Walking through Seattle Art Museum’s new exhibition Elles: Women Artists from the Pompidou, Paris is an alternately overwhelming and exhilarating experience. A condensed version of the Pompidou’s original exhibition: elles@centrepompidou, which included about 500 rotating works by over 200 women artists, Elles: Pompidou at SAM boasts 130 works of art by 75 women artists spanning about a century of art-making.
As one may suspect, Elles: Pompidou speaks from a potently French perspective on modernism, at least through the first several decades of work on display.

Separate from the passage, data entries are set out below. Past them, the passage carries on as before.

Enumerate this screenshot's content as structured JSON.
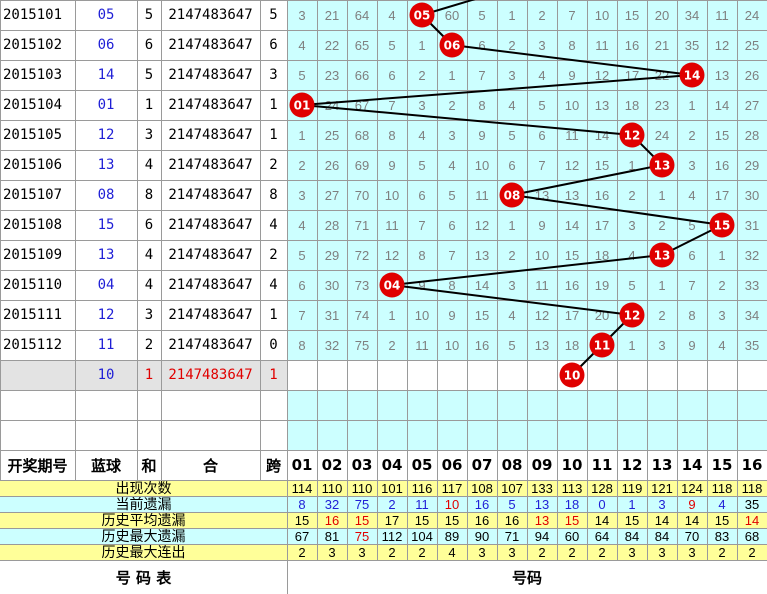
{
  "colors": {
    "cyan_bg": "#ccffff",
    "yellow_bg": "#ffff99",
    "gray_bg": "#e3e3e3",
    "ball_red": "#e00000",
    "blue_text": "#1f1fd6",
    "red_text": "#e00000",
    "miss_text": "#7f7f7f"
  },
  "rows": [
    {
      "period": "2015101",
      "blue": "05",
      "sum": "5",
      "id": "2147483647",
      "span": "5",
      "miss": [
        "3",
        "21",
        "64",
        "4",
        "05",
        "60",
        "5",
        "1",
        "2",
        "7",
        "10",
        "15",
        "20",
        "34",
        "11",
        "24"
      ],
      "ball": 5
    },
    {
      "period": "2015102",
      "blue": "06",
      "sum": "6",
      "id": "2147483647",
      "span": "6",
      "miss": [
        "4",
        "22",
        "65",
        "5",
        "1",
        "06",
        "6",
        "2",
        "3",
        "8",
        "11",
        "16",
        "21",
        "35",
        "12",
        "25"
      ],
      "ball": 6
    },
    {
      "period": "2015103",
      "blue": "14",
      "sum": "5",
      "id": "2147483647",
      "span": "3",
      "miss": [
        "5",
        "23",
        "66",
        "6",
        "2",
        "1",
        "7",
        "3",
        "4",
        "9",
        "12",
        "17",
        "22",
        "14",
        "13",
        "26"
      ],
      "ball": 14
    },
    {
      "period": "2015104",
      "blue": "01",
      "sum": "1",
      "id": "2147483647",
      "span": "1",
      "miss": [
        "01",
        "24",
        "67",
        "7",
        "3",
        "2",
        "8",
        "4",
        "5",
        "10",
        "13",
        "18",
        "23",
        "1",
        "14",
        "27"
      ],
      "ball": 1
    },
    {
      "period": "2015105",
      "blue": "12",
      "sum": "3",
      "id": "2147483647",
      "span": "1",
      "miss": [
        "1",
        "25",
        "68",
        "8",
        "4",
        "3",
        "9",
        "5",
        "6",
        "11",
        "14",
        "12",
        "24",
        "2",
        "15",
        "28"
      ],
      "ball": 12
    },
    {
      "period": "2015106",
      "blue": "13",
      "sum": "4",
      "id": "2147483647",
      "span": "2",
      "miss": [
        "2",
        "26",
        "69",
        "9",
        "5",
        "4",
        "10",
        "6",
        "7",
        "12",
        "15",
        "1",
        "13",
        "3",
        "16",
        "29"
      ],
      "ball": 13
    },
    {
      "period": "2015107",
      "blue": "08",
      "sum": "8",
      "id": "2147483647",
      "span": "8",
      "miss": [
        "3",
        "27",
        "70",
        "10",
        "6",
        "5",
        "11",
        "08",
        "13",
        "13",
        "16",
        "2",
        "1",
        "4",
        "17",
        "30"
      ],
      "ball": 8
    },
    {
      "period": "2015108",
      "blue": "15",
      "sum": "6",
      "id": "2147483647",
      "span": "4",
      "miss": [
        "4",
        "28",
        "71",
        "11",
        "7",
        "6",
        "12",
        "1",
        "9",
        "14",
        "17",
        "3",
        "2",
        "5",
        "15",
        "31"
      ],
      "ball": 15
    },
    {
      "period": "2015109",
      "blue": "13",
      "sum": "4",
      "id": "2147483647",
      "span": "2",
      "miss": [
        "5",
        "29",
        "72",
        "12",
        "8",
        "7",
        "13",
        "2",
        "10",
        "15",
        "18",
        "4",
        "13",
        "6",
        "1",
        "32"
      ],
      "ball": 13
    },
    {
      "period": "2015110",
      "blue": "04",
      "sum": "4",
      "id": "2147483647",
      "span": "4",
      "miss": [
        "6",
        "30",
        "73",
        "04",
        "9",
        "8",
        "14",
        "3",
        "11",
        "16",
        "19",
        "5",
        "1",
        "7",
        "2",
        "33"
      ],
      "ball": 4
    },
    {
      "period": "2015111",
      "blue": "12",
      "sum": "3",
      "id": "2147483647",
      "span": "1",
      "miss": [
        "7",
        "31",
        "74",
        "1",
        "10",
        "9",
        "15",
        "4",
        "12",
        "17",
        "20",
        "12",
        "2",
        "8",
        "3",
        "34"
      ],
      "ball": 12
    },
    {
      "period": "2015112",
      "blue": "11",
      "sum": "2",
      "id": "2147483647",
      "span": "0",
      "miss": [
        "8",
        "32",
        "75",
        "2",
        "11",
        "10",
        "16",
        "5",
        "13",
        "18",
        "11",
        "1",
        "3",
        "9",
        "4",
        "35"
      ],
      "ball": 11
    }
  ],
  "forecast": {
    "blue": "10",
    "sum": "1",
    "id": "2147483647",
    "span": "1",
    "ball": 10
  },
  "header": {
    "period": "开奖期号",
    "blue": "蓝球",
    "sum": "和",
    "id": "合",
    "span": "跨",
    "numbers": [
      "01",
      "02",
      "03",
      "04",
      "05",
      "06",
      "07",
      "08",
      "09",
      "10",
      "11",
      "12",
      "13",
      "14",
      "15",
      "16"
    ]
  },
  "stats": [
    {
      "label": "出现次数",
      "values": [
        "114",
        "110",
        "110",
        "101",
        "116",
        "117",
        "108",
        "107",
        "133",
        "113",
        "128",
        "119",
        "121",
        "124",
        "118",
        "118"
      ]
    },
    {
      "label": "当前遗漏",
      "values": [
        "8",
        "32",
        "75",
        "2",
        "11",
        "10",
        "16",
        "5",
        "13",
        "18",
        "0",
        "1",
        "3",
        "9",
        "4",
        "35"
      ]
    },
    {
      "label": "历史平均遗漏",
      "values": [
        "15",
        "16",
        "15",
        "17",
        "15",
        "15",
        "16",
        "16",
        "13",
        "15",
        "14",
        "15",
        "14",
        "14",
        "15",
        "14"
      ]
    },
    {
      "label": "历史最大遗漏",
      "values": [
        "67",
        "81",
        "75",
        "112",
        "104",
        "89",
        "90",
        "71",
        "94",
        "60",
        "64",
        "84",
        "84",
        "70",
        "83",
        "68"
      ]
    },
    {
      "label": "历史最大连出",
      "values": [
        "2",
        "3",
        "3",
        "2",
        "2",
        "4",
        "3",
        "3",
        "2",
        "2",
        "2",
        "3",
        "3",
        "3",
        "2",
        "2"
      ]
    }
  ],
  "footer": {
    "left": "号 码 表",
    "right": "号码"
  }
}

The exhibition boasts a breadth of perspectives in later decades that is refreshingly international in scope. As a whole, the exhibition serves to flesh out a traditionally male dominated art-historical canon.
The Pompidou installation is nicely rounded out by Elles: SAM a floor below, which includes work from both the museum’s and local collections. Here, visitors can catch work by notables such as Lee Krasner, Helen Frankenthaler, Joan Mitchell, Georgia O’Keeffe, Yayoi Kusama, and local artist Victoria Haven.
Elles: Pompidou progresses roughly chronologically, but is also arranged thematically by gallery. Each thematic “hub” has the potential to spawn an interesting exhibition apart and in and of itself. Herein lies difficulty as well: walking through the exhibition can at times be an overwhelming and fragmentary experience–one certainly not aided by sound bleed and a staggering number of TV monitors. Processing such a vast array of material as a viewer may be easiest if the show is approached as a series of smaller exhibitions or units of works in conversation with one another. Here are some gems one may encounter on a journey through the exhibition:
A kaleidoscopic and opulent mature work by Sonia Delaunay. A teeny tiny Frida Kahlo self-portrait. Yes, it is small, but it packs a visual punch. Catch it shimmering at the end of a series of black and white surrealist photographs. In “Eccentric Abstraction,” Louise Bourgeois’ phallic marble forms quietly sprout like fungi, flanked by Marie-Ange Guileminot’s hands doting tenderly on flesh colored anthropomorphic “dolls” of ambiguous gender. Shapes take form and recede like figures in a mist within a luminous triptych by Geneviève Asse.
A giant sisal and hemp hulking form by Magdalena Abakanowicz twirls slowly in the center of the “Genital Panic” gallery–at first it appears to be a crouching creature. Look a bit longer, and you’ll discover its true identity. Niki de Saint-Phalle’s awe inspiring crucified Madonna surveys the room from a high vantage point, flung on her back against the gallery wall and sprouting carnival toys and flowers from her revealed chest.
Approaching the exhibition’s curtained off video galleries, look to the right and see Atsuko Tanaka’s light bulb dress; a beautiful yet latently threatening mass of wires and cheerily colored bulbs. On screen, Andrea Fraser rails against the museum institution from behind the veneer of a Philadelphia Art Museum docent. Hannah Wilke performs a subversive striptease opposite Carolee Schneemann who frantically applys collage elements to her own skin. Enter: Mona Hatoum. Yes, really ENTER Mona Hatoum–the artist filmed her body from the inside out, and viewers are invited inside a video containing tube to participate as “foreign bodies.”
Yes, if the Elles: Pompidou exhibition were to be looked at purely as an art historical survey, there may be some tiny chronological gaps. Yes, there may be some big, and mostly American, names missing (Judy Chicago, Kiki Smith, Kara Walker, Bridget Riley, to name several, are nowhere to be found in the Pompidou show). This should not be dwelled upon as the exhibition’s lack–rather, this more aptly illustrates the collecting habits of the Centre Pompidou. The point is that women were there, and their work was, and is, the big leagues. A rarity for Seattle to host such a talked about international show (and one not originally intended for travel), this exhibition from the Centre Pompidou is not to be missed.